Ideologues vs. Environmentalists
Published on Thursday, September 29, 2005 by the Miami Herald
Ideologues vs. Environmentalists
by Carl Pope

Selma was a transformational moment in the civil-rights movement. The truth and tragedy that played out on our streets and televisions shook us up and challenged us to take a long, unflinching look at ourselves and ultimately to change deeply and forever.

Katrina is that kind of galvanizing moment for the conservation movement, and that's precisely why the radical Right is now trying so hard to attack environmentalists and laws that protect our air, water and land.

This monster storm laid waste to the Gulf Coast, forced one of the world's great cities to its knees, killed perhaps thousands and sent more than a million people in search of life's basics -- food, clothing and shelter.

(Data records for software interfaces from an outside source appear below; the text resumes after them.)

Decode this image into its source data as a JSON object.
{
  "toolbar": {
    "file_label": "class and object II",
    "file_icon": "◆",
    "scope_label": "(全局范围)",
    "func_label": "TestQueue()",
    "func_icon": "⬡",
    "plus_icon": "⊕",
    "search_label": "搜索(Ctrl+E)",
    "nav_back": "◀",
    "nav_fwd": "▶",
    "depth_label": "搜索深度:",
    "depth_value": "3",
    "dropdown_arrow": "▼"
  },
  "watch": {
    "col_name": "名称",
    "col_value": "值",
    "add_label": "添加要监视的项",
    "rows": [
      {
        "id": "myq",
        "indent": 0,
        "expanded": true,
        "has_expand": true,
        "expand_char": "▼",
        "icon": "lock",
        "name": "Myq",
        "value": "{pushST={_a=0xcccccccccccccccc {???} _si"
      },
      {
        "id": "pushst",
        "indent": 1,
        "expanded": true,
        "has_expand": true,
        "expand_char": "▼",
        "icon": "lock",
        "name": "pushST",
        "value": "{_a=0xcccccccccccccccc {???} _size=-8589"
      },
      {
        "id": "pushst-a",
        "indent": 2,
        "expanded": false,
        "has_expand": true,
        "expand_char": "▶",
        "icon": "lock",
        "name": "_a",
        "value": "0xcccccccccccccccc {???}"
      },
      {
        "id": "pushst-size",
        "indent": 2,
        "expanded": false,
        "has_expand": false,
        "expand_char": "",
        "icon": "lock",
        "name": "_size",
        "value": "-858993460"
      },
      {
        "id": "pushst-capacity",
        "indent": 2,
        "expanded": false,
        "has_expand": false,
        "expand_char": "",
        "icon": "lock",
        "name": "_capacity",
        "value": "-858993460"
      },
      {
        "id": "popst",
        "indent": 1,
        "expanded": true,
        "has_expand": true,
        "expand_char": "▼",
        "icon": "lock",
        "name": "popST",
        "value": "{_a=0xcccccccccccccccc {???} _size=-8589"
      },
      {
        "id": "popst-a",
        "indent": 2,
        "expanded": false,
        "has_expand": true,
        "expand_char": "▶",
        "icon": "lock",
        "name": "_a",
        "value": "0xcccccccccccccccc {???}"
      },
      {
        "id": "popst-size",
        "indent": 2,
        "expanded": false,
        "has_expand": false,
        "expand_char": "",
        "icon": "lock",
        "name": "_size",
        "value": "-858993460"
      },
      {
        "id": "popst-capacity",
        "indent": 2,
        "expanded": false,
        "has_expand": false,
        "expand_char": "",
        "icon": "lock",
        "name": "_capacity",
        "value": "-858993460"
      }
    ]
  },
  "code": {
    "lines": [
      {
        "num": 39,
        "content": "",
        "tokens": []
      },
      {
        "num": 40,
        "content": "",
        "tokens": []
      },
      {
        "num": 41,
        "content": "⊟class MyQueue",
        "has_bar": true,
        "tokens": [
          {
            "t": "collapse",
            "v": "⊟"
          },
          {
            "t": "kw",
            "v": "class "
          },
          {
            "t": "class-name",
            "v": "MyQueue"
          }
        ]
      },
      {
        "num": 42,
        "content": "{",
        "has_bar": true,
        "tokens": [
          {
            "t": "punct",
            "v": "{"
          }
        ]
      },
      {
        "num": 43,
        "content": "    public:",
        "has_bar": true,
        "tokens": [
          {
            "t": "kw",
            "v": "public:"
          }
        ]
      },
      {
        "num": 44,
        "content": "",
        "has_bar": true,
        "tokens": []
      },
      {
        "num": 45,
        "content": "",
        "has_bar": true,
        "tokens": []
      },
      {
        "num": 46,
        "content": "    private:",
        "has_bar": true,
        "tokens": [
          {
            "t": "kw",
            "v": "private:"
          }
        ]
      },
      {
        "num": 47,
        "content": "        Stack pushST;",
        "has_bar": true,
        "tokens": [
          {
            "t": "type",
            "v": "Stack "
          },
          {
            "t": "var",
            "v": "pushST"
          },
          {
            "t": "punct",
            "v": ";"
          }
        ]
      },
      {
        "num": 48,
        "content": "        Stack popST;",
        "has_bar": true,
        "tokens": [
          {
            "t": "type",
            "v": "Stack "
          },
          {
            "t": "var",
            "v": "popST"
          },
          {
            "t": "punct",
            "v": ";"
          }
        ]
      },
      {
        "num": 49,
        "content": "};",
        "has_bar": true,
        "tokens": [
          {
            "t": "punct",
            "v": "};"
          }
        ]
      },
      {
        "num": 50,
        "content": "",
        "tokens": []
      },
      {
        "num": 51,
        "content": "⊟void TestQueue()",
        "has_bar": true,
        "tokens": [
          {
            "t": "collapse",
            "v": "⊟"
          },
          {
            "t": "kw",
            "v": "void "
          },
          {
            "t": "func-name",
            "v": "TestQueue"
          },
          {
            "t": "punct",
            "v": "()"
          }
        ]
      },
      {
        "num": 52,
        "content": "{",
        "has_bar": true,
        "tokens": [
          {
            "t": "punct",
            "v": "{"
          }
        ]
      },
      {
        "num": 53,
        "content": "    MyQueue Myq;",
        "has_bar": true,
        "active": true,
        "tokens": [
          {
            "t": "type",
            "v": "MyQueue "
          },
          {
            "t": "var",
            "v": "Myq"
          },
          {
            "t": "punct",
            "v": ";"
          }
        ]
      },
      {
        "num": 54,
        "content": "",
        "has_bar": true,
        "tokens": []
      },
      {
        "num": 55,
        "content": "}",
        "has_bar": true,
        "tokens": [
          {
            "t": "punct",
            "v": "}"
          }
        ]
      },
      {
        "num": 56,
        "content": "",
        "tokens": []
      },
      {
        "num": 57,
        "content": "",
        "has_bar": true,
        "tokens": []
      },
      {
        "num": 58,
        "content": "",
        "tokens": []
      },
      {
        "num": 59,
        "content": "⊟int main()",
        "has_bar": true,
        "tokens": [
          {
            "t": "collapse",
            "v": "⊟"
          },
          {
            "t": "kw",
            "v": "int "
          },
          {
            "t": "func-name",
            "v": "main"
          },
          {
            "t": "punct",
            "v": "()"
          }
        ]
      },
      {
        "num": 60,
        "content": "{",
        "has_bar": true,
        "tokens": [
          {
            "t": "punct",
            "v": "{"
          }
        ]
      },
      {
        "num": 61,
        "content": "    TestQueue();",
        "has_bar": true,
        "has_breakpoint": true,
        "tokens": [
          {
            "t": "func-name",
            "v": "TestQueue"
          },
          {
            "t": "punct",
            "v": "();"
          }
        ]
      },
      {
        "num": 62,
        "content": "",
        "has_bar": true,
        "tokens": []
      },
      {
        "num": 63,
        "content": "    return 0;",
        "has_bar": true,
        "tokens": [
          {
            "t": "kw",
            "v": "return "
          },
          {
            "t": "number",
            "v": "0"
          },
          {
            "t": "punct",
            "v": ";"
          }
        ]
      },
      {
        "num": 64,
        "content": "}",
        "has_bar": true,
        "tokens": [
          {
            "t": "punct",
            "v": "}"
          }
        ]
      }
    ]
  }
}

Katrina is also forcing us to reconsider how we live on the land. There is no doubt that while Katrina was a natural disaster, it was also a man-made one.

Katrina raises the fact there are consequences for our actions -- that there's a heavy price to pay for destroying wetlands, subjugating rivers, ignoring global warming. It is a wake-up call, a warning not to repeat past mistakes, an opportunity to reconsider our values, our relationship to nature and to rebuild better, smarter and safer.

Katrina has lit a fuse that can't be stomped out and will change us in fundamental ways. It is then troubling, though not surprising, that the powers that be see Katrina as an opportunity -- to benefit their friends and to make their political agenda the law of the land.

Katrina has made it clear for whom this government works and for whom it does not. It is telling that among Washington's first acts were to award Halliburton a major contract for cleanup and recovery, and to suspend a laws that require federal contractors to pay a decent wage and that protect the environment and public-health.

It is also revealing that in an effort to divert attention from the Bush administration's total failure, some leaders tried to shift the blame for Katrina to environmentalists. Sen. James Inhofe, R-Okla., who asked a federal agency to dig up dirt on the environmentalists when it should be focused on helping Katrina's victims, even suggested his intent to make Katrina-related hearings into something of a witch hunt.

Inhofe also offered to do his part for the relief effort by trying to grant the Environmental Protection Agency authority to suspend air, water and hazardous-waste requirements for anywhere up to 18 months on any decision related to Katrina. It doesn't matter that EPA Administrator Steve Johnson told Congress that existing safety laws would not hamper cleanup and that it already had the flexibility needed to respond in an emergency; or that EPA and the Centers for Disease Control have identified myriad serious environmental and public-health problems after the hurricane.

Inhofe's moves are part of a larger attempt by the majority in Congress to pass a long-standing, controversial agenda that they haven't been able to advance under normal circumstances, from school vouchers to weaker labor standards to oil drilling near protected coastline.

We can no longer afford to perpetuate the sound-and-light show that has passed as political discourse. The nation is paying a terrible price for a government run by ideologues who aren't willing to do what it takes to keep us safe, don't value us all equally and don't take responsibility or accept the consequences of their actions.

We need a government that connects us and cares for us, that protects and promotes the common good and our commons -- the lands and waters we all share and that humble us equally.

Carl Pope is the executive director of the Sierra Club.

© 2005 The Miami Herald